TASK DATA:
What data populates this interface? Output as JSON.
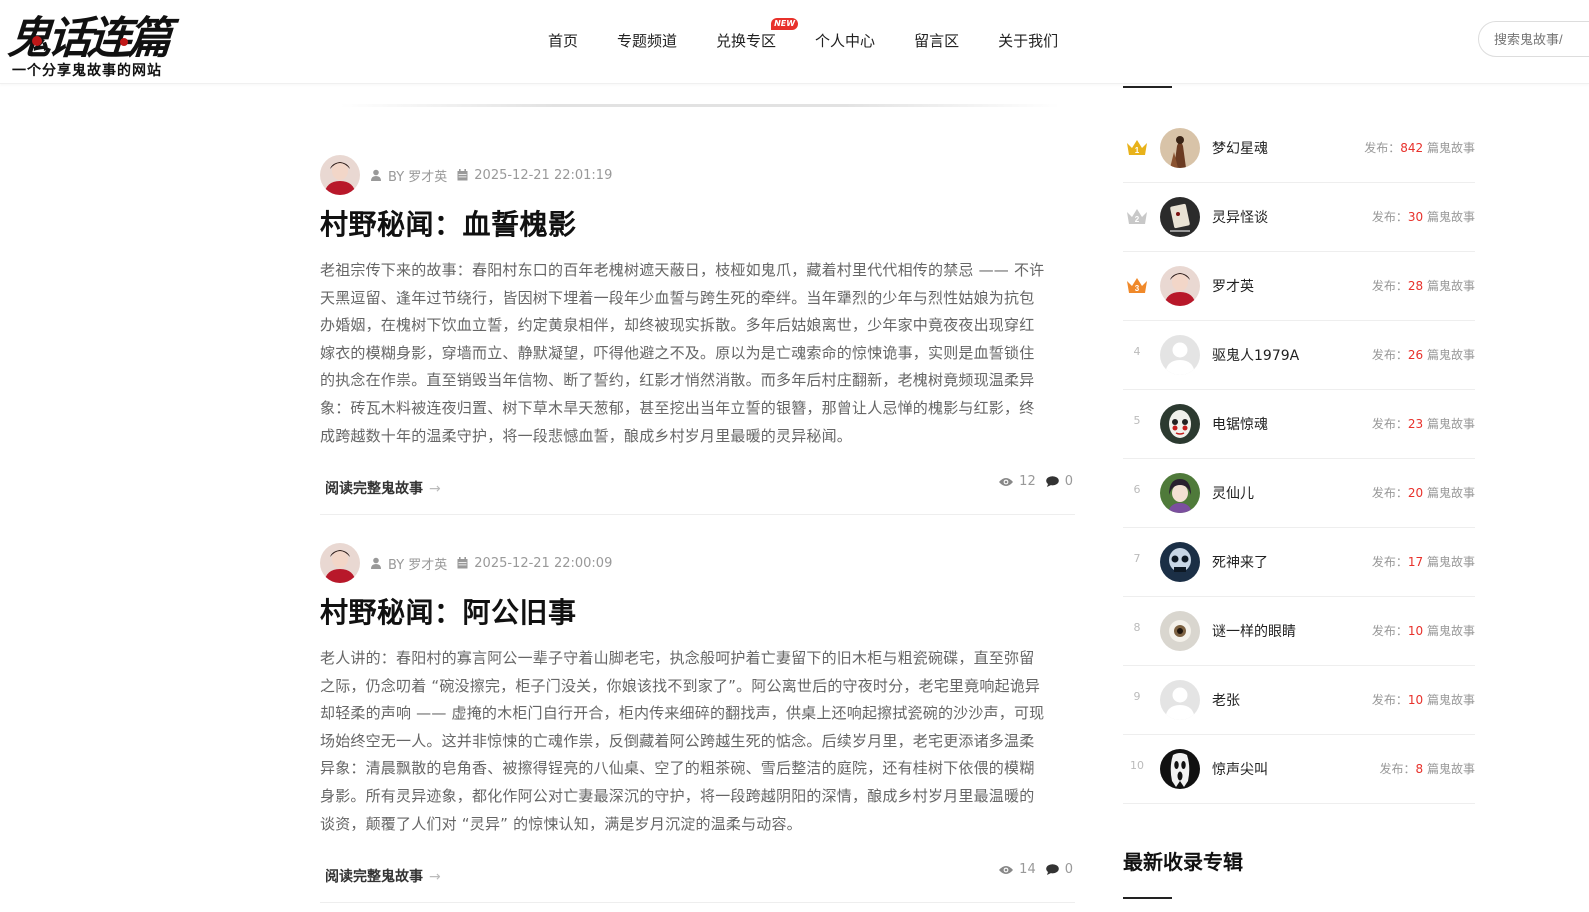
{
  "header": {
    "logo_title": "鬼话连篇",
    "logo_subtitle": "一个分享鬼故事的网站",
    "nav": [
      {
        "label": "首页"
      },
      {
        "label": "专题频道"
      },
      {
        "label": "兑换专区",
        "badge": "NEW"
      },
      {
        "label": "个人中心"
      },
      {
        "label": "留言区"
      },
      {
        "label": "关于我们"
      }
    ],
    "search_placeholder": "搜索鬼故事/"
  },
  "articles": [
    {
      "author": "BY 罗才英",
      "date": "2025-12-21 22:01:19",
      "title": "村野秘闻：血誓槐影",
      "excerpt_lines": [
        "老祖宗传下来的故事：春阳村东口的百年老槐树遮天蔽日，枝桠如鬼爪，藏着村里代代相传的禁忌 —— 不许",
        "天黑逗留、逢年过节绕行，皆因树下埋着一段年少血誓与跨生死的牵绊。当年犟烈的少年与烈性姑娘为抗包",
        "办婚姻，在槐树下饮血立誓，约定黄泉相伴，却终被现实拆散。多年后姑娘离世，少年家中竟夜夜出现穿红",
        "嫁衣的模糊身影，穿墙而立、静默凝望，吓得他避之不及。原以为是亡魂索命的惊悚诡事，实则是血誓锁住",
        "的执念在作祟。直至销毁当年信物、断了誓约，红影才悄然消散。而多年后村庄翻新，老槐树竟频现温柔异",
        "象：砖瓦木料被连夜归置、树下草木旱天葱郁，甚至挖出当年立誓的银簪，那曾让人忌惮的槐影与红影，终",
        "成跨越数十年的温柔守护，将一段悲憾血誓，酿成乡村岁月里最暖的灵异秘闻。"
      ],
      "read_more": "阅读完整鬼故事",
      "arrow": "→",
      "views": "12",
      "comments": "0"
    },
    {
      "author": "BY 罗才英",
      "date": "2025-12-21 22:00:09",
      "title": "村野秘闻：阿公旧事",
      "excerpt_lines": [
        "老人讲的：春阳村的寡言阿公一辈子守着山脚老宅，执念般呵护着亡妻留下的旧木柜与粗瓷碗碟，直至弥留",
        "之际，仍念叨着 “碗没擦完，柜子门没关，你娘该找不到家了”。阿公离世后的守夜时分，老宅里竟响起诡异",
        "却轻柔的声响 —— 虚掩的木柜门自行开合，柜内传来细碎的翻找声，供桌上还响起擦拭瓷碗的沙沙声，可现",
        "场始终空无一人。这并非惊悚的亡魂作祟，反倒藏着阿公跨越生死的惦念。后续岁月里，老宅更添诸多温柔",
        "异象：清晨飘散的皂角香、被擦得锃亮的八仙桌、空了的粗茶碗、雪后整洁的庭院，还有桂树下依偎的模糊",
        "身影。所有灵异迹象，都化作阿公对亡妻最深沉的守护，将一段跨越阴阳的深情，酿成乡村岁月里最温暖的",
        "谈资，颠覆了人们对 “灵异” 的惊悚认知，满是岁月沉淀的温柔与动容。"
      ],
      "read_more": "阅读完整鬼故事",
      "arrow": "→",
      "views": "14",
      "comments": "0"
    }
  ],
  "sidebar": {
    "ranking": [
      {
        "rank": "1",
        "name": "梦幻星魂",
        "prefix": "发布：",
        "count": "842",
        "suffix": " 篇鬼故事",
        "crown_color": "#e8b21a"
      },
      {
        "rank": "2",
        "name": "灵异怪谈",
        "prefix": "发布：",
        "count": "30",
        "suffix": " 篇鬼故事",
        "crown_color": "#c8c8c8"
      },
      {
        "rank": "3",
        "name": "罗才英",
        "prefix": "发布：",
        "count": "28",
        "suffix": " 篇鬼故事",
        "crown_color": "#f0892a"
      },
      {
        "rank": "4",
        "name": "驱鬼人1979A",
        "prefix": "发布：",
        "count": "26",
        "suffix": " 篇鬼故事"
      },
      {
        "rank": "5",
        "name": "电锯惊魂",
        "prefix": "发布：",
        "count": "23",
        "suffix": " 篇鬼故事"
      },
      {
        "rank": "6",
        "name": "灵仙儿",
        "prefix": "发布：",
        "count": "20",
        "suffix": " 篇鬼故事"
      },
      {
        "rank": "7",
        "name": "死神来了",
        "prefix": "发布：",
        "count": "17",
        "suffix": " 篇鬼故事"
      },
      {
        "rank": "8",
        "name": "谜一样的眼睛",
        "prefix": "发布：",
        "count": "10",
        "suffix": " 篇鬼故事"
      },
      {
        "rank": "9",
        "name": "老张",
        "prefix": "发布：",
        "count": "10",
        "suffix": " 篇鬼故事"
      },
      {
        "rank": "10",
        "name": "惊声尖叫",
        "prefix": "发布：",
        "count": "8",
        "suffix": " 篇鬼故事"
      }
    ],
    "section_title": "最新收录专辑"
  },
  "colors": {
    "accent_red": "#e8312b",
    "crown_gold": "#e8b21a",
    "crown_silver": "#c8c8c8",
    "crown_bronze": "#f0892a"
  }
}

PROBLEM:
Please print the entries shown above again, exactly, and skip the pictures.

WRITTEN REPLY:
What data populates this interface? Output as JSON.
{
  "header": {
    "logo_title": "鬼话连篇",
    "logo_subtitle": "一个分享鬼故事的网站",
    "nav": [
      {
        "label": "首页"
      },
      {
        "label": "专题频道"
      },
      {
        "label": "兑换专区",
        "badge": "NEW"
      },
      {
        "label": "个人中心"
      },
      {
        "label": "留言区"
      },
      {
        "label": "关于我们"
      }
    ],
    "search_placeholder": "搜索鬼故事/"
  },
  "articles": [
    {
      "author": "BY 罗才英",
      "date": "2025-12-21 22:01:19",
      "title": "村野秘闻：血誓槐影",
      "excerpt_lines": [
        "老祖宗传下来的故事：春阳村东口的百年老槐树遮天蔽日，枝桠如鬼爪，藏着村里代代相传的禁忌 —— 不许",
        "天黑逗留、逢年过节绕行，皆因树下埋着一段年少血誓与跨生死的牵绊。当年犟烈的少年与烈性姑娘为抗包",
        "办婚姻，在槐树下饮血立誓，约定黄泉相伴，却终被现实拆散。多年后姑娘离世，少年家中竟夜夜出现穿红",
        "嫁衣的模糊身影，穿墙而立、静默凝望，吓得他避之不及。原以为是亡魂索命的惊悚诡事，实则是血誓锁住",
        "的执念在作祟。直至销毁当年信物、断了誓约，红影才悄然消散。而多年后村庄翻新，老槐树竟频现温柔异",
        "象：砖瓦木料被连夜归置、树下草木旱天葱郁，甚至挖出当年立誓的银簪，那曾让人忌惮的槐影与红影，终",
        "成跨越数十年的温柔守护，将一段悲憾血誓，酿成乡村岁月里最暖的灵异秘闻。"
      ],
      "read_more": "阅读完整鬼故事",
      "arrow": "→",
      "views": "12",
      "comments": "0"
    },
    {
      "author": "BY 罗才英",
      "date": "2025-12-21 22:00:09",
      "title": "村野秘闻：阿公旧事",
      "excerpt_lines": [
        "老人讲的：春阳村的寡言阿公一辈子守着山脚老宅，执念般呵护着亡妻留下的旧木柜与粗瓷碗碟，直至弥留",
        "之际，仍念叨着 “碗没擦完，柜子门没关，你娘该找不到家了”。阿公离世后的守夜时分，老宅里竟响起诡异",
        "却轻柔的声响 —— 虚掩的木柜门自行开合，柜内传来细碎的翻找声，供桌上还响起擦拭瓷碗的沙沙声，可现",
        "场始终空无一人。这并非惊悚的亡魂作祟，反倒藏着阿公跨越生死的惦念。后续岁月里，老宅更添诸多温柔",
        "异象：清晨飘散的皂角香、被擦得锃亮的八仙桌、空了的粗茶碗、雪后整洁的庭院，还有桂树下依偎的模糊",
        "身影。所有灵异迹象，都化作阿公对亡妻最深沉的守护，将一段跨越阴阳的深情，酿成乡村岁月里最温暖的",
        "谈资，颠覆了人们对 “灵异” 的惊悚认知，满是岁月沉淀的温柔与动容。"
      ],
      "read_more": "阅读完整鬼故事",
      "arrow": "→",
      "views": "14",
      "comments": "0"
    }
  ],
  "sidebar": {
    "ranking": [
      {
        "rank": "1",
        "name": "梦幻星魂",
        "prefix": "发布：",
        "count": "842",
        "suffix": " 篇鬼故事",
        "crown_color": "#e8b21a"
      },
      {
        "rank": "2",
        "name": "灵异怪谈",
        "prefix": "发布：",
        "count": "30",
        "suffix": " 篇鬼故事",
        "crown_color": "#c8c8c8"
      },
      {
        "rank": "3",
        "name": "罗才英",
        "prefix": "发布：",
        "count": "28",
        "suffix": " 篇鬼故事",
        "crown_color": "#f0892a"
      },
      {
        "rank": "4",
        "name": "驱鬼人1979A",
        "prefix": "发布：",
        "count": "26",
        "suffix": " 篇鬼故事"
      },
      {
        "rank": "5",
        "name": "电锯惊魂",
        "prefix": "发布：",
        "count": "23",
        "suffix": " 篇鬼故事"
      },
      {
        "rank": "6",
        "name": "灵仙儿",
        "prefix": "发布：",
        "count": "20",
        "suffix": " 篇鬼故事"
      },
      {
        "rank": "7",
        "name": "死神来了",
        "prefix": "发布：",
        "count": "17",
        "suffix": " 篇鬼故事"
      },
      {
        "rank": "8",
        "name": "谜一样的眼睛",
        "prefix": "发布：",
        "count": "10",
        "suffix": " 篇鬼故事"
      },
      {
        "rank": "9",
        "name": "老张",
        "prefix": "发布：",
        "count": "10",
        "suffix": " 篇鬼故事"
      },
      {
        "rank": "10",
        "name": "惊声尖叫",
        "prefix": "发布：",
        "count": "8",
        "suffix": " 篇鬼故事"
      }
    ],
    "section_title": "最新收录专辑"
  },
  "colors": {
    "accent_red": "#e8312b",
    "crown_gold": "#e8b21a",
    "crown_silver": "#c8c8c8",
    "crown_bronze": "#f0892a"
  }
}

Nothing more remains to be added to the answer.